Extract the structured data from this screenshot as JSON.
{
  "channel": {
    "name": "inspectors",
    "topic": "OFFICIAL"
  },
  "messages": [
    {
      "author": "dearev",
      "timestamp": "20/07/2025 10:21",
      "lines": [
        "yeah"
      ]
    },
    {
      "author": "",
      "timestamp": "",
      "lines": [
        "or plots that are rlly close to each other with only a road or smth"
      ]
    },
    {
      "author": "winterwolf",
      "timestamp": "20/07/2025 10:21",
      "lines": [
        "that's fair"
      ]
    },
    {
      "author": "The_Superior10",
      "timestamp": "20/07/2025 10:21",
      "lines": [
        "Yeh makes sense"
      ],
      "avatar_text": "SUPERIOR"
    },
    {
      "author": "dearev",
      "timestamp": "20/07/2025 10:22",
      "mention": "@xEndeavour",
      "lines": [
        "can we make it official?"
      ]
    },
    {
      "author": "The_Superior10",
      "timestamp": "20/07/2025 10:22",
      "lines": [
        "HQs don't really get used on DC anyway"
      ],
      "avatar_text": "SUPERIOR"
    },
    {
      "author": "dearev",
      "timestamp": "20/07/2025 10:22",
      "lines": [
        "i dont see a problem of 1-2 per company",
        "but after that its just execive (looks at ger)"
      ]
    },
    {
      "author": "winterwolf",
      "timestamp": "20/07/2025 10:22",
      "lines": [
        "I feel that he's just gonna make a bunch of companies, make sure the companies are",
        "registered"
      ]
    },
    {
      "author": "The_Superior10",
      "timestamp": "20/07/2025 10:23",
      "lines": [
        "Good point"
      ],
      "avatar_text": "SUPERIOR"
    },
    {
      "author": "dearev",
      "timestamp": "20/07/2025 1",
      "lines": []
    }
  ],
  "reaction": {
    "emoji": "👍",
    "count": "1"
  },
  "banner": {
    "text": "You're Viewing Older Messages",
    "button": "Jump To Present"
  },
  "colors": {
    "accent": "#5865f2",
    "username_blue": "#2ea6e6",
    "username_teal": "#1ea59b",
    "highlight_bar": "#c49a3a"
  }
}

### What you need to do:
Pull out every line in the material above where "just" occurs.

### Result of the exercise:
        "but after that its just execive (looks at ger)"
        "I feel that he's just gonna make a bunch of companies, make sure the companies are",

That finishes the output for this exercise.